Writing in two separate international patent filings [I & II], Estée Lauder subsidiary ELC Management said a reusable pump had been designed to dispense a predetermined amount of cooled product, improving shelf-life and various formulation properties. Importantly, this dispenser fitted in the hand of the user and could be used for a range of face care, skin care and hair care formulations.
The beauty major said it had also developed a multi-layer cosmetic pad that was able to heat product stocked within the pad. The pad, it said, could be used to apply a gel, lotion, serum or cream to skin, hair, hands, feed or face – for cosmetic or dermatological use.
Next-generation beauty dispensing devices
Thus far, Estée Lauder said cosmetic cooling devices had been used to provide a range of treatments as part of a product application routine, like massaging, but noted that they often required several steps – application of a product followed by cooling or vice versa. In addition, many existing devices were “bulky or large” with some only fit for single or one-time use. The dispenser Estée Lauder had developed, however, was handheld in size, reusable and simultaneously cooled and dispensed product.
About cosmetic pads, Estée Lauder said there was an array of personal care pads and pouches available on the market, designed to be used as an applicator or carrier of a formulation, and there were many single-dosed formulations available. However, the pads on the market didn’t combine storage and application of a product and current products did not include exfoliation or self-heating elements. The pad Estée Lauder had designed combined all these elements into “one convenient package”.
Better shelf-life, improved product performance
Discussing the advantages of its two designs, the beauty major said its dispenser that dispersed a set amount of cooled product could “eliminate microbes” as well as control the viscosity and other properties of the product, including the activation of certain active ingredients.
“The product may be cooled from an ambient temperature to a product application temperature. A cooling circuit subassembly may control the temperature, viscosity, and additional properties of the product, thereby providing a maximum benefit of the product when applied to the user,” patent filing said.
Estée Lauder noted the cooling system should be able to cool product in 25 seconds or less, ideally 5 seconds or less. The company also said the dispenser should also be light weight to provide “greater ease of portability and usability”, ideally be powered by a rechargeable battery and designed in a way that it had housing that could be “easily replaced, refilled, and reused”.
For its heating cosmetic pad, Estée Lauder said an exfoliating substrate combined with a self-heating source could be used to “enhance treatment efficacy and provide faster results” compared to conventional skin care products.

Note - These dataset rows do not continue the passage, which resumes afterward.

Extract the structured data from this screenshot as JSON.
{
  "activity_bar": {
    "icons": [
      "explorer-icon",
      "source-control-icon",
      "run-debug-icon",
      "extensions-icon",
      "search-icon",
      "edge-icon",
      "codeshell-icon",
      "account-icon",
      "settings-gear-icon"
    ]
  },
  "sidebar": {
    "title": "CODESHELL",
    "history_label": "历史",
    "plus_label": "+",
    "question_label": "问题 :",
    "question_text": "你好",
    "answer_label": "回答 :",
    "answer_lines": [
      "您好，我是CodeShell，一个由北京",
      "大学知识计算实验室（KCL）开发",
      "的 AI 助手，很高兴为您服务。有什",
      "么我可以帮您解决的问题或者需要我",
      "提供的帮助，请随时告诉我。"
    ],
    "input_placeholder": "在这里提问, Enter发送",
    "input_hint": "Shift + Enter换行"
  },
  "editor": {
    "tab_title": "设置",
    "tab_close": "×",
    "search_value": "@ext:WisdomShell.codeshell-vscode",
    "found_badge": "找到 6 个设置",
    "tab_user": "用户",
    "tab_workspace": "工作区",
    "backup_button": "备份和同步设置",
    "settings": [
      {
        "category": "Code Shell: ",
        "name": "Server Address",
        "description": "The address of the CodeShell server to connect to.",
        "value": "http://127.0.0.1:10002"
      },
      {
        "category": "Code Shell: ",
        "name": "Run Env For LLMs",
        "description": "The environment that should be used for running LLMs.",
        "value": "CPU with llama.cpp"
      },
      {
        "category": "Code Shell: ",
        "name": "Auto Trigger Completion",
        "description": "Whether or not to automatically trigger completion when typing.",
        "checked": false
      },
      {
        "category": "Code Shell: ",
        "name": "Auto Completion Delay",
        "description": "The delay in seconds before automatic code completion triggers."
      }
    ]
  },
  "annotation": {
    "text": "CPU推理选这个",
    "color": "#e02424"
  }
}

The preloaded formulation was released, it said, by the user inserting a finger into the pad and heating could be achieved via several methods, including a water-inorganic salt mix, air activation or battery powered heating substrate whereby a device or applicator was attached to the pad.

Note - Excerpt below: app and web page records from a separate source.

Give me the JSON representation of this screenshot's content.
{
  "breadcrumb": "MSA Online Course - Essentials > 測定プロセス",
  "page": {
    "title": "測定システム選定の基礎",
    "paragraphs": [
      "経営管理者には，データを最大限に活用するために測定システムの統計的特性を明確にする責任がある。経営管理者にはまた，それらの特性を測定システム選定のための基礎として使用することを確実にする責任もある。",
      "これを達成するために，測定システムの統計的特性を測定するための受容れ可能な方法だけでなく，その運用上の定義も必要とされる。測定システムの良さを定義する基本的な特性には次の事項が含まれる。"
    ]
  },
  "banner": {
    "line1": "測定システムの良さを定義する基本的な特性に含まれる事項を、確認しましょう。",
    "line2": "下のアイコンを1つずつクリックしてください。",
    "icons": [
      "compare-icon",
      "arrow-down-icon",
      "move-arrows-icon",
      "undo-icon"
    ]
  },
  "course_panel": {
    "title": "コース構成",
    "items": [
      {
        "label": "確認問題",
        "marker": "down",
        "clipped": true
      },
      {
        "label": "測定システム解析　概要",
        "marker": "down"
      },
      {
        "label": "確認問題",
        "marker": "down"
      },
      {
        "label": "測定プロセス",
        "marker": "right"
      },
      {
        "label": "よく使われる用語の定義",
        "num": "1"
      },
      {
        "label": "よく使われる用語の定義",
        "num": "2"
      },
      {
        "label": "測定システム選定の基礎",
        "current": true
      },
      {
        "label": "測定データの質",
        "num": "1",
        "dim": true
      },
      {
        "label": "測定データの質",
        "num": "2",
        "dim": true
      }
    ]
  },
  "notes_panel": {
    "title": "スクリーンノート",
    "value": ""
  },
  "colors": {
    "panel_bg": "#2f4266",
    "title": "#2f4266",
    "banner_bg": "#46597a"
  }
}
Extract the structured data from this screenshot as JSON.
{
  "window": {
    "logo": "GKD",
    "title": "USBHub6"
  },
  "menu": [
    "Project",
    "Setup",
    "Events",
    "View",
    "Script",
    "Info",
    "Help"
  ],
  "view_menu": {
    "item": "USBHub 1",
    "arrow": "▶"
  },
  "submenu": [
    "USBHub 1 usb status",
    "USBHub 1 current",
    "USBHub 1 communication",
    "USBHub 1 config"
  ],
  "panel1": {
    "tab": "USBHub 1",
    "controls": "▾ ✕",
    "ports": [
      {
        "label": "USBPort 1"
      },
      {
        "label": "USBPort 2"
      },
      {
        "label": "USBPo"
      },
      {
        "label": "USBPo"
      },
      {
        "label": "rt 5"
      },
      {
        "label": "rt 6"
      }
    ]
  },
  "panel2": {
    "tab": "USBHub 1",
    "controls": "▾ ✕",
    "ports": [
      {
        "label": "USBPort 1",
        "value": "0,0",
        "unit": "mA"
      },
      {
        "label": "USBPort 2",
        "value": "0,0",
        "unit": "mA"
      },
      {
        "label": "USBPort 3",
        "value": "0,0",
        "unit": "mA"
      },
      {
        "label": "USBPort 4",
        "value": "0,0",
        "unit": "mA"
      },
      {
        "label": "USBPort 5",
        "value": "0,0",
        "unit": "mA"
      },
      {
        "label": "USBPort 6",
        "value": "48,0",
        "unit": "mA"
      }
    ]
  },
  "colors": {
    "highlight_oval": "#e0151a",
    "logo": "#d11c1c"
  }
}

Estée Lauder noted that heating function should release heat between 35°C and 70°C, ideally 37°C to 50°C within one second to 45 minutes.
The rise of big beauty brand single-dose devices
Big beauty had long innovated in the device and dispensing arena, but innovations had recently becoming smarter as technology advanced.
L’Oréal, for example, this year launched its AI-powered at-home personalised lipstick device Perso that blended bespoke shades and dispensed these onto a detachable palette. And last year, Coty filed a patent for a system to personalise perfumes using a broad-spectrum starter formulation, blending and dispensing final mixes through an automated machine.
Startups had also fast-advanced in the field of cutting-edge device development. Spanish tech startup Lesielle, for example, had designed an at-home skin care device that enabled consumers to select base ingredients and actives themselves which were then dispensed in single doses. French perfume startup The Alchemist Atelier had also designed an at-home ‘scent creator’ device that enabled consumers to blend their own fragrances.
L’Oréal tech chief Guive Balooch said inclusivity, precision and sustainability was certainly the future for beauty and development of devices and technology.
WIPO International Patent No. WO/2021/150641 [I]
Published on: July 29, 2021. Filed on: January 20, 2021.
Title: “Reusable pump dispenser”
Inventor: ELC Management LLC – HF. Bouix, BJ. Golub and C. Jacob.
WIPO International Patent No. WO/2021/141926 [II]
Published on: July 15, 2021. Filed on: January 6, 2021.
Title: “Method, and system for multi-layer cosmetic pads and use thereof”
Inventor: ELC Management LLC – F. Mohammadi, TWR. Mou, A. Martins and L. Qu